"It's very high-paced," she said.
With the unit for just over a year, Houghton said every day looks different. But the mission remains the same.
"Our entire mission is to locate missing individuals, so, you know, under overall. Yes, we want every case that we can to be cleared," she said.
Under the sworn command of SAPD, the investigators work around the clock in three shifts digging through details to find missing people from children to the elderly.
"We go off of any information that we can; any leads that we can," she said. "It could be a location, a phone number, things like that."
Most of their caseload are runaways who frequently get reported missing multiple times. But, a runaway case is not a slam dunk closure.
"When you're dealing with runaway cases, it's not necessarily easier. It really just kind of depends on how much information you're getting from the beginning," Houghton said.
Those runaways can evolve into human trafficking, sex crimes, or worse. In those cases, other specialized divisions within SAPD take over the investigation.
The missing person unit got 495 calls for the unfound in January and February. Houghton said some of that number is habitual behavior. They cleared 479 of those cases, leaving 16 unsolved.
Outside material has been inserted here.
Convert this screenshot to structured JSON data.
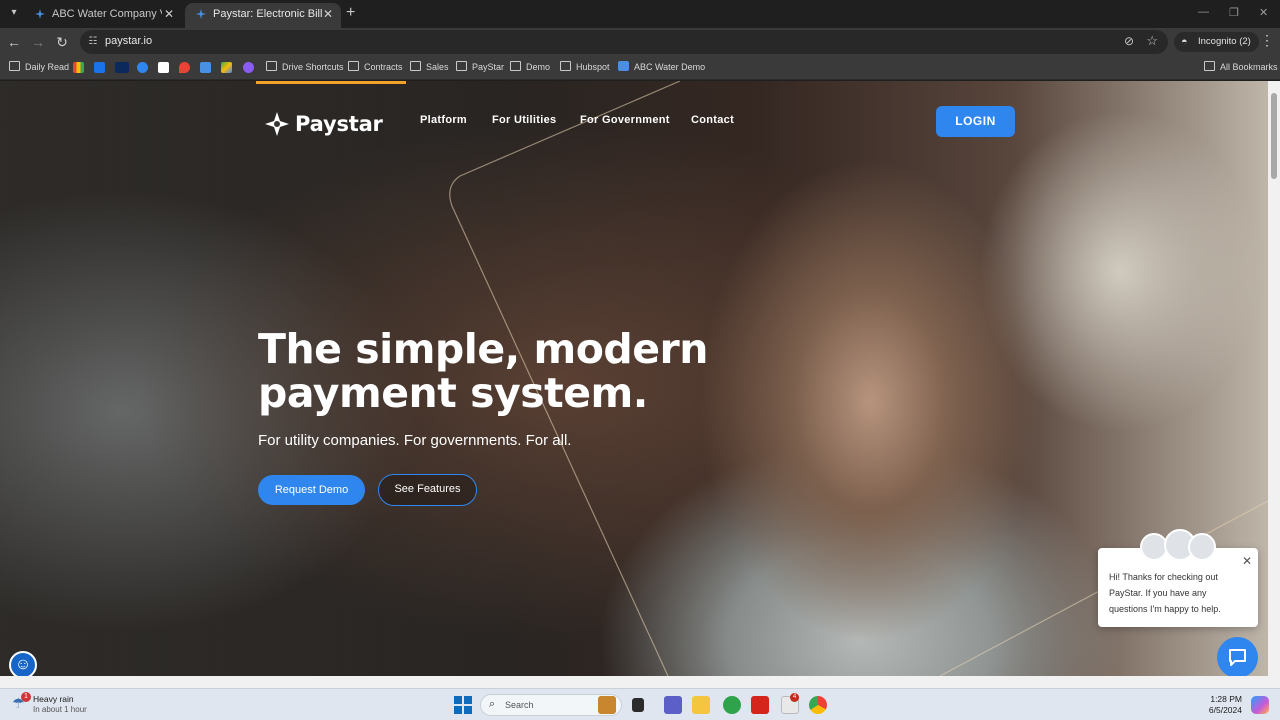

The department admits the numbers feel like an uptick in missing person cases from previous years. But they could not explain why more people are missing in San Antonio.
"Everyone's case is going to be so different," Houghton said. "I can't really speak for the people that are being reported or their families and why they're reporting them."
SAPD has 150 active missing person cases to date. In 2019, they got 4,148 reported missing, clearing 4,115. The numbers dropped during the pandemic; 2020 shows 3,571 calls for missing people, with 2,940 cleared. 3,308 people were reported missing in 2021, and 3,285 of those cases got solved.
The unit doesn't use time frames to decide if a case has gone cold. Instead, the flow of information drives that designation.
"A case can be considered cold when the leads have slowed down to a certain extent," Houghton said. "But even if those leads have slowed down and it's considered cold, it's still going to be continued to be worked."
Investigators said they could not talk about active cases--which would nearly cover their entire caseload. They were trying to discourage questions about Lina Sardar Khil.
The four-year-old girl went missing on December 20 from her Northwest San Antonio apartment complex. She was three at the time.
Even the joint powers of SAPD and the FBI have not been able to locate her. Investigators have said the public shouldn't mistake silence for a non-active investigation.
Houghton said unsolved cases bother their unit.
"Because it matters," she said. "That these people matter, their families matter; the reasons that they're being reported matter."
Cases like Sardar Khil are a high priority due to their suspicious and possibly threatening nature. Investigators said when there's a development, the importance will rise in any case.
If you have information about a missing person case, call the SAPD missing person unit at 210-207-7660.